Precisely a month down the line, Ramalinga Raju – the owner of then India’s 4th largest IT company Satyam – did a Bernie Madoff. Raju was slapped with charges of inflating profits, embezzling six million shareholders and indulging in insider trading. His insidious acts brought serious repercussions – a punctured image of Indian IT industry and a disgrace to the whole nation.
The shenanigans of Madoff and Raju might have become staple case studies on ethics and on corporate governance in business schools. But it’s hard to condone the discomfort from the fact that both Madoff and Raju were once the epitomes of professionalism in their respective domains.
I often wondered what it was that drove them over the line into the transgression zone. Was it a sheer lack of ethics or was it plain incompetence? Most importantly, were these guys even the professionals that the world once saw them as?
Subroto Bagchi’s ‘The Professional’ is an honest and a fantastic attempt at demystifying the DNA of a true professional. I picked up this book at a local bookstore. After going through the contents section and thumbing through a few pages, I knew I had to read this book.
‘The Professional’ has seven distinct segments and each section has a host of topics that in totality contribute to the various facets or building block of a professional.
Bagchi wastes no time in laying the framework, he hits the ground running. In the first chapter, intriguingly title ‘Burial of the dead’, Bagchi holds up as a true professional a man who gives last rites to the unclaimed dead bodies and does his job diligently without any supervision.
He asserts that anyone who needs supervision is an apprentice, not a professional.
The author uses real-life examples (news stories picked up from TV and newspapers) and of course, instances from his own professional life to drive his point home.
In the chapter ‘The Power of Vision’, Bagchi cites the story of a thoroughly professional postman whose hard work and vision saw his son pass out of an IIT and ultimately, co-found MindTree consulting with him.
Subroto Bagchi doesn’t shy away from discussing sensitive issues either. Chapters such as ‘The Many Shades of Grey’ and ‘Firing the Star Salesman’ deal with the touchy issues of taking severe actions against people found in breach of integrity or company guidelines.
He mentions that people often get caught up in emotional turmoil when it comes to acting against the culprits because no one wants to play hangman.
In a subsequent chapter titled ‘Affective Regard’, Bagchi asserts that onus is on organizations to instill value culture. Many a time, organizations fail to step up to the plate because of systemic loopholes.

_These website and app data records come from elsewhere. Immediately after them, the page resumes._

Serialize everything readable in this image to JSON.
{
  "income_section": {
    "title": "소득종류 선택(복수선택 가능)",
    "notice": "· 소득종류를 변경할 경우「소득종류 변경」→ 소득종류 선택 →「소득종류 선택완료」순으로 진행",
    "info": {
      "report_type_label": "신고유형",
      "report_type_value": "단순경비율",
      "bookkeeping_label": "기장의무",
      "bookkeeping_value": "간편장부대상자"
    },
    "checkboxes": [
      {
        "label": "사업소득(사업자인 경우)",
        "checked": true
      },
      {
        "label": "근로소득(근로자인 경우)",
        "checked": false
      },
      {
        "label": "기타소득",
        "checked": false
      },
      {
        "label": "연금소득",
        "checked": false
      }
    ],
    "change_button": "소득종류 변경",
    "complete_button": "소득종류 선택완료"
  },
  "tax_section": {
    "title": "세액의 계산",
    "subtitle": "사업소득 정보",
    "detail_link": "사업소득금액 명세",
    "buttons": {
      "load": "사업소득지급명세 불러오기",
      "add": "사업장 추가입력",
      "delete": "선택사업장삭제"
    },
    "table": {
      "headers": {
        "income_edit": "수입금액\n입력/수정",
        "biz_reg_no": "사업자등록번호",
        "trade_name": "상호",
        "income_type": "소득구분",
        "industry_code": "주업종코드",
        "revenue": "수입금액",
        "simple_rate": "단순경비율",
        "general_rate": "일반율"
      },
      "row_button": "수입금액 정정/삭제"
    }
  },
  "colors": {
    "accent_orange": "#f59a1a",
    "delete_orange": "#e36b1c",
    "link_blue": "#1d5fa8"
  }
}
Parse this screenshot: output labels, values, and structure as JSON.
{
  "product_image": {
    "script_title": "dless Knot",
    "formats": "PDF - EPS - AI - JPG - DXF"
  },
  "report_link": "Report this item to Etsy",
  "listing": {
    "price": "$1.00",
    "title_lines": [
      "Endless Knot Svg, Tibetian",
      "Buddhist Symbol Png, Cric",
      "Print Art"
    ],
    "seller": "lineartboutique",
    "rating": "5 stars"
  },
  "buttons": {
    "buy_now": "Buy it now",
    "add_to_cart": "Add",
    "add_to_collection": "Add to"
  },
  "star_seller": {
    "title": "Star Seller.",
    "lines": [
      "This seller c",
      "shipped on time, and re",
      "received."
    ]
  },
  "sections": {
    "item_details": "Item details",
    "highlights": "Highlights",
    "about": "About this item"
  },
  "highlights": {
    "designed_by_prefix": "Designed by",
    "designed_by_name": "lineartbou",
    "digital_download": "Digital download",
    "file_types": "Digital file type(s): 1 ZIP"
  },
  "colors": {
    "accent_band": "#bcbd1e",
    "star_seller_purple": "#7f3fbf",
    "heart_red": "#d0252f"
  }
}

Unless there are clear guidelines what qualifies as a breach or transgression, decision-makers will only end up in shades of grey and the wrongdoers will always find ways to game the system. ‘Dealing with Personal Pain’ is another chapter focusing on an issue very rarely discussed – how to come through the state of personal tragedy? Chapters on ‘Governance’, ‘Cross cultural Sensitivity’, ‘Intellectual Property’ and ‘Sustainability’ shed light on many more distinct facets of a true professional.
All in all, ‘The Professional’ is a light read; a book you can easily finish over the weekends. The author avoids meaningless jargon and complexity. Yes, he does sound overtly self-righteous and opinionated one time too many in the book. But then, so did Jack Welch in ‘Winning’ and Lou Gerstner in ‘Who says Elephants can’t dance?’.
The truth of the matter is that most of us are driven by a set of beliefs and principles and once you become an achiever, you tend to see those tenets as the must-have underpinnings of integrity and success.
On a modest scale, though, author forewarns the readers of flashes of self-righteousness in the preface to the book.
I was, however, disappointed on one count. Subroto Bagchi has done deep analyses on what goes into the making of a professional but he falls well short of discussing what makes the same professionals go astray. Or maybe, that is the fodder for his next book.